(Excerpts from an interface dataset)
——

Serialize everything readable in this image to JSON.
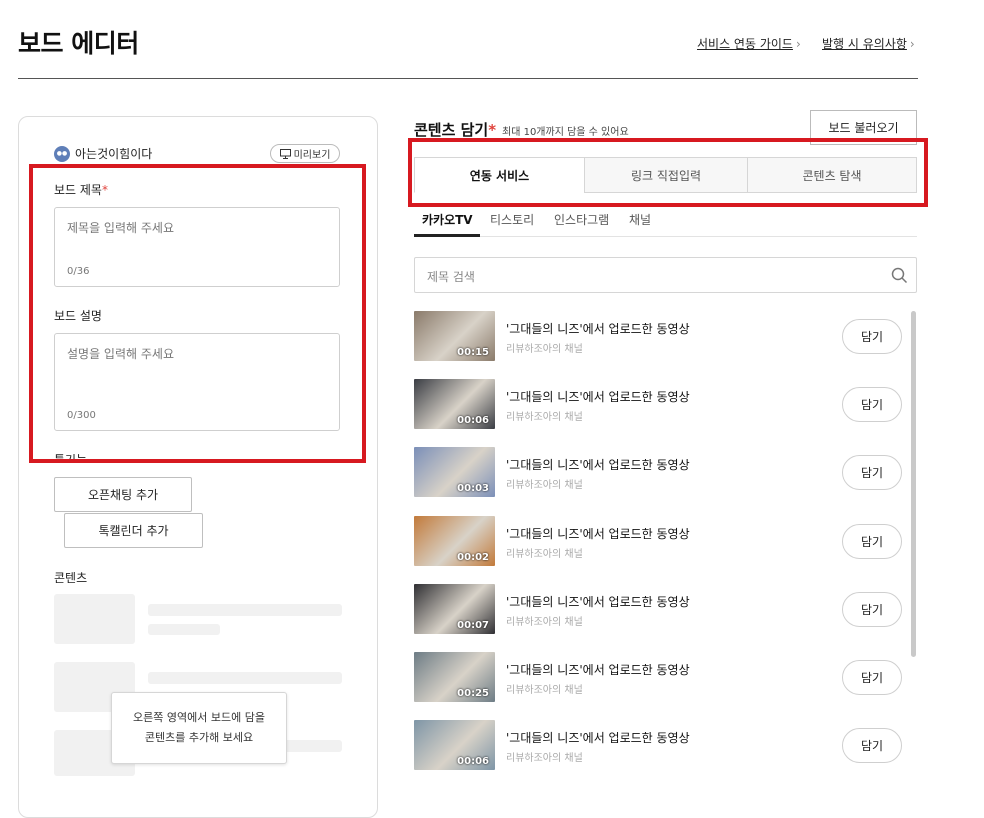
{
  "header": {
    "title": "보드 에디터",
    "links": [
      {
        "label": "서비스 연동 가이드"
      },
      {
        "label": "발행 시 유의사항"
      }
    ]
  },
  "editor": {
    "profile_name": "아는것이힘이다",
    "preview_label": "미리보기",
    "board_title_label": "보드 제목",
    "required_mark": "*",
    "title_placeholder": "제목을 입력해 주세요",
    "title_count": "0/36",
    "board_desc_label": "보드 설명",
    "desc_placeholder": "설명을 입력해 주세요",
    "desc_count": "0/300",
    "tools_label": "툴기능",
    "open_chat_button": "오픈채팅 추가",
    "talk_calendar_button": "톡캘린더 추가",
    "contents_label": "콘텐츠",
    "hint_line1": "오른쪽 영역에서 보드에 담을",
    "hint_line2": "콘텐츠를 추가해 보세요"
  },
  "contents": {
    "title": "콘텐츠 담기",
    "subtitle": "최대 10개까지 담을 수 있어요",
    "load_button": "보드 불러오기",
    "segments": [
      "연동 서비스",
      "링크 직접입력",
      "콘텐츠 탐색"
    ],
    "active_segment": "연동 서비스",
    "subtabs": [
      "카카오TV",
      "티스토리",
      "인스타그램",
      "채널"
    ],
    "search_placeholder": "제목 검색",
    "items": [
      {
        "title": "'그대들의 니즈'에서 업로드한 동영상",
        "channel": "리뷰하조아의 채널",
        "duration": "00:15",
        "add": "담기",
        "thumb_color": "#8a7a6a"
      },
      {
        "title": "'그대들의 니즈'에서 업로드한 동영상",
        "channel": "리뷰하조아의 채널",
        "duration": "00:06",
        "add": "담기",
        "thumb_color": "#3a3d44"
      },
      {
        "title": "'그대들의 니즈'에서 업로드한 동영상",
        "channel": "리뷰하조아의 채널",
        "duration": "00:03",
        "add": "담기",
        "thumb_color": "#7b8fb8"
      },
      {
        "title": "'그대들의 니즈'에서 업로드한 동영상",
        "channel": "리뷰하조아의 채널",
        "duration": "00:02",
        "add": "담기",
        "thumb_color": "#c27a3a"
      },
      {
        "title": "'그대들의 니즈'에서 업로드한 동영상",
        "channel": "리뷰하조아의 채널",
        "duration": "00:07",
        "add": "담기",
        "thumb_color": "#2f2f33"
      },
      {
        "title": "'그대들의 니즈'에서 업로드한 동영상",
        "channel": "리뷰하조아의 채널",
        "duration": "00:25",
        "add": "담기",
        "thumb_color": "#6d7c85"
      },
      {
        "title": "'그대들의 니즈'에서 업로드한 동영상",
        "channel": "리뷰하조아의 채널",
        "duration": "00:06",
        "add": "담기",
        "thumb_color": "#7e95a6"
      }
    ]
  },
  "colors": {
    "highlight_red": "#d71920",
    "required_red": "#e0433c",
    "avatar_blue": "#5f7fb8"
  }
}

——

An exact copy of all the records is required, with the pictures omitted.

Serialize everything readable in this image to JSON.
{
  "header": {
    "title": "보드 에디터",
    "links": [
      {
        "label": "서비스 연동 가이드"
      },
      {
        "label": "발행 시 유의사항"
      }
    ]
  },
  "editor": {
    "profile_name": "아는것이힘이다",
    "preview_label": "미리보기",
    "board_title_label": "보드 제목",
    "required_mark": "*",
    "title_placeholder": "제목을 입력해 주세요",
    "title_count": "0/36",
    "board_desc_label": "보드 설명",
    "desc_placeholder": "설명을 입력해 주세요",
    "desc_count": "0/300",
    "tools_label": "툴기능",
    "open_chat_button": "오픈채팅 추가",
    "talk_calendar_button": "톡캘린더 추가",
    "contents_label": "콘텐츠",
    "hint_line1": "오른쪽 영역에서 보드에 담을",
    "hint_line2": "콘텐츠를 추가해 보세요"
  },
  "contents": {
    "title": "콘텐츠 담기",
    "subtitle": "최대 10개까지 담을 수 있어요",
    "load_button": "보드 불러오기",
    "segments": [
      "연동 서비스",
      "링크 직접입력",
      "콘텐츠 탐색"
    ],
    "active_segment": "연동 서비스",
    "subtabs": [
      "카카오TV",
      "티스토리",
      "인스타그램",
      "채널"
    ],
    "search_placeholder": "제목 검색",
    "items": [
      {
        "title": "'그대들의 니즈'에서 업로드한 동영상",
        "channel": "리뷰하조아의 채널",
        "duration": "00:15",
        "add": "담기",
        "thumb_color": "#8a7a6a"
      },
      {
        "title": "'그대들의 니즈'에서 업로드한 동영상",
        "channel": "리뷰하조아의 채널",
        "duration": "00:06",
        "add": "담기",
        "thumb_color": "#3a3d44"
      },
      {
        "title": "'그대들의 니즈'에서 업로드한 동영상",
        "channel": "리뷰하조아의 채널",
        "duration": "00:03",
        "add": "담기",
        "thumb_color": "#7b8fb8"
      },
      {
        "title": "'그대들의 니즈'에서 업로드한 동영상",
        "channel": "리뷰하조아의 채널",
        "duration": "00:02",
        "add": "담기",
        "thumb_color": "#c27a3a"
      },
      {
        "title": "'그대들의 니즈'에서 업로드한 동영상",
        "channel": "리뷰하조아의 채널",
        "duration": "00:07",
        "add": "담기",
        "thumb_color": "#2f2f33"
      },
      {
        "title": "'그대들의 니즈'에서 업로드한 동영상",
        "channel": "리뷰하조아의 채널",
        "duration": "00:25",
        "add": "담기",
        "thumb_color": "#6d7c85"
      },
      {
        "title": "'그대들의 니즈'에서 업로드한 동영상",
        "channel": "리뷰하조아의 채널",
        "duration": "00:06",
        "add": "담기",
        "thumb_color": "#7e95a6"
      }
    ]
  },
  "colors": {
    "highlight_red": "#d71920",
    "required_red": "#e0433c",
    "avatar_blue": "#5f7fb8"
  }
}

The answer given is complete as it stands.